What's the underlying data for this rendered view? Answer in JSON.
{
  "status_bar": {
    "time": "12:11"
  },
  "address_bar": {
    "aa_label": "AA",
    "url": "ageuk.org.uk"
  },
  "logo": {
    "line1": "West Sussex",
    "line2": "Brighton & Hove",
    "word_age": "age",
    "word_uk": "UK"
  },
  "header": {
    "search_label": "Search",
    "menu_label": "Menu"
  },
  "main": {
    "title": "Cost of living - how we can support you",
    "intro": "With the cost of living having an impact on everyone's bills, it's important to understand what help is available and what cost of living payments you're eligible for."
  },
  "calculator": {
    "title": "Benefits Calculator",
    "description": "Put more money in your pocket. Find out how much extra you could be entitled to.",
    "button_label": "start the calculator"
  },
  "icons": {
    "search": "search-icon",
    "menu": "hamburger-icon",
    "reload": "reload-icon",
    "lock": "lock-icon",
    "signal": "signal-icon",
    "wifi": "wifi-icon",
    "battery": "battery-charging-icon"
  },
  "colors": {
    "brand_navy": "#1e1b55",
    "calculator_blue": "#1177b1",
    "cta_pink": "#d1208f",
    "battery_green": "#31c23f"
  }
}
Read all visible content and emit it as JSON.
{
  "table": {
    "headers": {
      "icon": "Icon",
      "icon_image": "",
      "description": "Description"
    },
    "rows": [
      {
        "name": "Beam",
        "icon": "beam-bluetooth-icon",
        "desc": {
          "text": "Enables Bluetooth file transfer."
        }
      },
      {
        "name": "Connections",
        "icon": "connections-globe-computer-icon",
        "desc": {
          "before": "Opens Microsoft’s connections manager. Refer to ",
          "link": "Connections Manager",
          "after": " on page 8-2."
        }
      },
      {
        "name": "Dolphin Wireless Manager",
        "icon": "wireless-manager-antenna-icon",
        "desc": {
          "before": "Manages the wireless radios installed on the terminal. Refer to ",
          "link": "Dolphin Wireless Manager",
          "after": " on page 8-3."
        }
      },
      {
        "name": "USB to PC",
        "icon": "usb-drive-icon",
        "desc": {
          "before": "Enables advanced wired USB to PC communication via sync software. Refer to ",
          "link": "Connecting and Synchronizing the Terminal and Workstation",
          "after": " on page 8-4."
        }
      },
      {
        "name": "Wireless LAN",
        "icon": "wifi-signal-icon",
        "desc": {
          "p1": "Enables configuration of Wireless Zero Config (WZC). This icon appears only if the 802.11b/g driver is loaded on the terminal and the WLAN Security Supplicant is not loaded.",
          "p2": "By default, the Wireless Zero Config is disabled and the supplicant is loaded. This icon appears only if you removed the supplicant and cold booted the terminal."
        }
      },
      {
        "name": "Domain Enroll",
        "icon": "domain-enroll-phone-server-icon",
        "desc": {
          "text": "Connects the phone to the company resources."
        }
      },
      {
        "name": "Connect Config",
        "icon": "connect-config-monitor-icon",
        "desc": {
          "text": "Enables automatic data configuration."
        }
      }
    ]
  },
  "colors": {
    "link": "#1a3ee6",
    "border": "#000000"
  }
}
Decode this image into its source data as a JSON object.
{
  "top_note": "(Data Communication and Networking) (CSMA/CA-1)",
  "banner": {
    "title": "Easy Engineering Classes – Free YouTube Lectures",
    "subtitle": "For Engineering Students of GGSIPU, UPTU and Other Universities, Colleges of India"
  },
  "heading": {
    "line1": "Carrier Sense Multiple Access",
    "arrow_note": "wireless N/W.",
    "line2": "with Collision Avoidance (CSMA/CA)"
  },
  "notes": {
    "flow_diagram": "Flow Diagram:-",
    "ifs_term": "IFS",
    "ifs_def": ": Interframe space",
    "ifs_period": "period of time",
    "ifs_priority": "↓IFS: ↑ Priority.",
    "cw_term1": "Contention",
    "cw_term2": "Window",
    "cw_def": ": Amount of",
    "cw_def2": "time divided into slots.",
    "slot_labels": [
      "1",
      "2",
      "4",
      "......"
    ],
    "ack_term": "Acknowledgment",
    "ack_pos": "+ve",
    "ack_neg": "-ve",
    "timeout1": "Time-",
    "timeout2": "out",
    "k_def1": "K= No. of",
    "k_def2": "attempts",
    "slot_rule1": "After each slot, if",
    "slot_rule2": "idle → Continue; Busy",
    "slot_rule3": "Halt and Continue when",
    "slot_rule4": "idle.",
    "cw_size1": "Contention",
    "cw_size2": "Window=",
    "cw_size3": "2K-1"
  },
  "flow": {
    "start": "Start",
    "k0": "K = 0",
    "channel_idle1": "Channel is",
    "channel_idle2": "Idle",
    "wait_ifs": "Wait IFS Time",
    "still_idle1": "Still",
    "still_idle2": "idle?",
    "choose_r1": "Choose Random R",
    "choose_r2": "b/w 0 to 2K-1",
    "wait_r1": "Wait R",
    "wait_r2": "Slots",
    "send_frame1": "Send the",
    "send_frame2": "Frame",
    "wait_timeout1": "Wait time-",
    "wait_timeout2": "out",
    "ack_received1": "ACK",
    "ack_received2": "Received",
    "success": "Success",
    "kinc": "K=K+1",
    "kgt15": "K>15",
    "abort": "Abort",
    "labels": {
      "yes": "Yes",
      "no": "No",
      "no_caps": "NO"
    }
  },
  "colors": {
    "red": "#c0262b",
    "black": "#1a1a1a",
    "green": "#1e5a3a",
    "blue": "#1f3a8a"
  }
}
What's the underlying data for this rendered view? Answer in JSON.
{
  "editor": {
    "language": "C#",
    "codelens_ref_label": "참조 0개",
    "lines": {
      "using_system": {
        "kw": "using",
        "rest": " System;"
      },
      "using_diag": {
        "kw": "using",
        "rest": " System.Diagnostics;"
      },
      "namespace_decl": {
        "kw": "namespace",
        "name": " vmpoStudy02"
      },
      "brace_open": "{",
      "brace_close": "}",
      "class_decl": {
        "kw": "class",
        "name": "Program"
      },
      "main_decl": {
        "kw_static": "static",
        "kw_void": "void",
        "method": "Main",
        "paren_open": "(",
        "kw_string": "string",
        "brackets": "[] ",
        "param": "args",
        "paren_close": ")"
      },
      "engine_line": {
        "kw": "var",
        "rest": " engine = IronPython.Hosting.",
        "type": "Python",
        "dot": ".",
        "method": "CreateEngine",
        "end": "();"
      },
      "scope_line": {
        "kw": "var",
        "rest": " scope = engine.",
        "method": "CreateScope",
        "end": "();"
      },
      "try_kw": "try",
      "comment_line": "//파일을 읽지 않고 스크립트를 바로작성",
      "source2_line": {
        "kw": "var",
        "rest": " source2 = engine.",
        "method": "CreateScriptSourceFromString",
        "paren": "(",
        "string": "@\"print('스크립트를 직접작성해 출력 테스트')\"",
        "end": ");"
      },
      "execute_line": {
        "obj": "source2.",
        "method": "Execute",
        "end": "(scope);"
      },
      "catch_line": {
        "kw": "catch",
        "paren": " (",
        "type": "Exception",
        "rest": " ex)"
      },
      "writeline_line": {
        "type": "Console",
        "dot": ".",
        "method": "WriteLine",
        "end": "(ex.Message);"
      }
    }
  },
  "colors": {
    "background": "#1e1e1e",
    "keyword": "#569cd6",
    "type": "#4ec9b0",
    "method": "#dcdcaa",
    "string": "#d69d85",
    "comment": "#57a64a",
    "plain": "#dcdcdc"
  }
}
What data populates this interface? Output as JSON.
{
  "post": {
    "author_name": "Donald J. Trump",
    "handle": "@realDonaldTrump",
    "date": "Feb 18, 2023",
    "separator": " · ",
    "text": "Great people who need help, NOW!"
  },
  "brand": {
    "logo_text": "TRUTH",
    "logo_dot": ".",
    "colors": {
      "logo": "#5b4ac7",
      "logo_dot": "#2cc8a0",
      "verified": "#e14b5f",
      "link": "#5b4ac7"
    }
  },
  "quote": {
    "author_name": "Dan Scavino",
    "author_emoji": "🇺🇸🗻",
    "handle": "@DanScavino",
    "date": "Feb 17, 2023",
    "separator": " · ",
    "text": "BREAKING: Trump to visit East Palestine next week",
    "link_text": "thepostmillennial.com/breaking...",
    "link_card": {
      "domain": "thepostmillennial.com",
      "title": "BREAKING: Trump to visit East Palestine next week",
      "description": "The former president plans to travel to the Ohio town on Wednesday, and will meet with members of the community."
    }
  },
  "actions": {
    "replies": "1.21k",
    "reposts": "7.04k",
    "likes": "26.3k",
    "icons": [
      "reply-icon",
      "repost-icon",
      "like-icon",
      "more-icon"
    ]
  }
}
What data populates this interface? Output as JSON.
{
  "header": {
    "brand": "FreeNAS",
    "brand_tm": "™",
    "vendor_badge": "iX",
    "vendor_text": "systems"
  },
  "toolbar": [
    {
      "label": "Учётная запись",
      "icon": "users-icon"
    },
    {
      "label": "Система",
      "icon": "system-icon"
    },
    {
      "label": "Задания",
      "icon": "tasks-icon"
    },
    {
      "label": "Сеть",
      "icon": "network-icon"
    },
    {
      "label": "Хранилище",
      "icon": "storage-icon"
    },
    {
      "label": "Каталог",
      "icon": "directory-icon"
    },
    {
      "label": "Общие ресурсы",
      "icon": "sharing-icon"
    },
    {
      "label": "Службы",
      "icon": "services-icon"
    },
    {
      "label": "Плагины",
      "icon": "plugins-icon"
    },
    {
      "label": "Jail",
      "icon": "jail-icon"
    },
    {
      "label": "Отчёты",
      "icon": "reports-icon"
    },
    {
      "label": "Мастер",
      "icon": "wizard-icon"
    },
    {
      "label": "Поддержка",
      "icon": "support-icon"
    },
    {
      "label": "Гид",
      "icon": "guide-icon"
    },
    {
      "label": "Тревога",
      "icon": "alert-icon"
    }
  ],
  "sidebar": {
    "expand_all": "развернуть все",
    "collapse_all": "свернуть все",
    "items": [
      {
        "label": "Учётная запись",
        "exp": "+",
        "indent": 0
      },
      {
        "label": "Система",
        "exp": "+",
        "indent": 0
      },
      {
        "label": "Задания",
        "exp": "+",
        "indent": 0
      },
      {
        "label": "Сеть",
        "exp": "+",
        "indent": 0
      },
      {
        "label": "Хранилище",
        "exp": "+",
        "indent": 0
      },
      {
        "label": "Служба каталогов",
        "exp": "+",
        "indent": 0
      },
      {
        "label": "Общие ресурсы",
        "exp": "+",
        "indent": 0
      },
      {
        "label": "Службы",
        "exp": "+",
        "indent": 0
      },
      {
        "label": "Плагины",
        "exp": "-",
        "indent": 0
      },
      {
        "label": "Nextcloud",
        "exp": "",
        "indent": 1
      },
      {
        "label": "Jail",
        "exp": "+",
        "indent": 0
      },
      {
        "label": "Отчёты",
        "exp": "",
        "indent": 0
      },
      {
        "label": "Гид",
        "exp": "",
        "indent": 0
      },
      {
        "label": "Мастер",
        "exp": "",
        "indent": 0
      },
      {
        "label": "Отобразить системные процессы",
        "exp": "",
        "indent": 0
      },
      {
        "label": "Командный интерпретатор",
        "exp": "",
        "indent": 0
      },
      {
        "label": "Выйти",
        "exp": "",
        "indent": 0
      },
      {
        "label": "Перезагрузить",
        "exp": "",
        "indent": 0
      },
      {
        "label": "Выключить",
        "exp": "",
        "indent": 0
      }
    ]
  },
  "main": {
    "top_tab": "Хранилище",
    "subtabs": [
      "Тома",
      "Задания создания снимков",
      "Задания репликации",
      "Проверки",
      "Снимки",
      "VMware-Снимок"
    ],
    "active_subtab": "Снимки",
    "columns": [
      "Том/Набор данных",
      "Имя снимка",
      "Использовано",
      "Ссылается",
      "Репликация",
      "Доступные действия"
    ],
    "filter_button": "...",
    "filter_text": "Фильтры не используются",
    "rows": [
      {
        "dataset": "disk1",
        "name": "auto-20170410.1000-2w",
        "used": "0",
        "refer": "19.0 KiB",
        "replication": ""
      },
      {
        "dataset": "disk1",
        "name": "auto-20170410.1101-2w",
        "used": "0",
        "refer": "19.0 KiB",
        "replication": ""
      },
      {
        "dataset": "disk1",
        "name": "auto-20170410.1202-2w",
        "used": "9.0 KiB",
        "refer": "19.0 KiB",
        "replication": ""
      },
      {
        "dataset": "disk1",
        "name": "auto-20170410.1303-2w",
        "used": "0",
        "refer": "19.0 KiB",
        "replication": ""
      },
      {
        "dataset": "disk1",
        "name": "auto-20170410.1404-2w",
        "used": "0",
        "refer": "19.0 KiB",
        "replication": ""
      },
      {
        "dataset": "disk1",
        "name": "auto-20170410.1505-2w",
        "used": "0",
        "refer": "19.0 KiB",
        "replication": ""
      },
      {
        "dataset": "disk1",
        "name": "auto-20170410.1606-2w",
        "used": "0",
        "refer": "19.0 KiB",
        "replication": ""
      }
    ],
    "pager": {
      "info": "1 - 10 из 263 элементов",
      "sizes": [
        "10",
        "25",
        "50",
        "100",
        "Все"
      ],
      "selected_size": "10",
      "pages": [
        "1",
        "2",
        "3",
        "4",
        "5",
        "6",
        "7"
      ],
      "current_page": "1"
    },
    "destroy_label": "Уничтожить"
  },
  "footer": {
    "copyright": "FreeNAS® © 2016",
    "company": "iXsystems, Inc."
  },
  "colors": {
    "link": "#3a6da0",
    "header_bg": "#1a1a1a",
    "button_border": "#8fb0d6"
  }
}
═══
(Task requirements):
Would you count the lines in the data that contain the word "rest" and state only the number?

(Task result):
6